#### TASK INPUTS:
☆ ☆ ☆ ☆ ☆ ☆ ☆

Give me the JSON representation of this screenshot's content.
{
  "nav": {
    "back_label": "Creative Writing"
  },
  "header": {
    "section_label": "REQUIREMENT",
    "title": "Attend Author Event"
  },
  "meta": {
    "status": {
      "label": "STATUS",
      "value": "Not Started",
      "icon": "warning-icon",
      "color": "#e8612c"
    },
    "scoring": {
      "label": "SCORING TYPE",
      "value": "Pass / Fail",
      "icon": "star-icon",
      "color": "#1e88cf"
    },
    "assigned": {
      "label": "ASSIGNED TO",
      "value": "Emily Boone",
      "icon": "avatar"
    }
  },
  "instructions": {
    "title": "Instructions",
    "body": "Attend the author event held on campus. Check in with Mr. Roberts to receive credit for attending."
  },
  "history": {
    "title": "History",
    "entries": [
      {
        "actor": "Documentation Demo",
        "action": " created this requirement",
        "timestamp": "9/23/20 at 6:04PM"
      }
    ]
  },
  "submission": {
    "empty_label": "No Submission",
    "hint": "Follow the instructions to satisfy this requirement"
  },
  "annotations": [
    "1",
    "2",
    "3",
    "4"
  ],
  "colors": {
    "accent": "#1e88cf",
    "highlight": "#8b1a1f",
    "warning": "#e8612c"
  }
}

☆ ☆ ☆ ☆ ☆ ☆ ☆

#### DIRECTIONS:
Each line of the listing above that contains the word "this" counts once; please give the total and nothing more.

#### RESPONSE:
3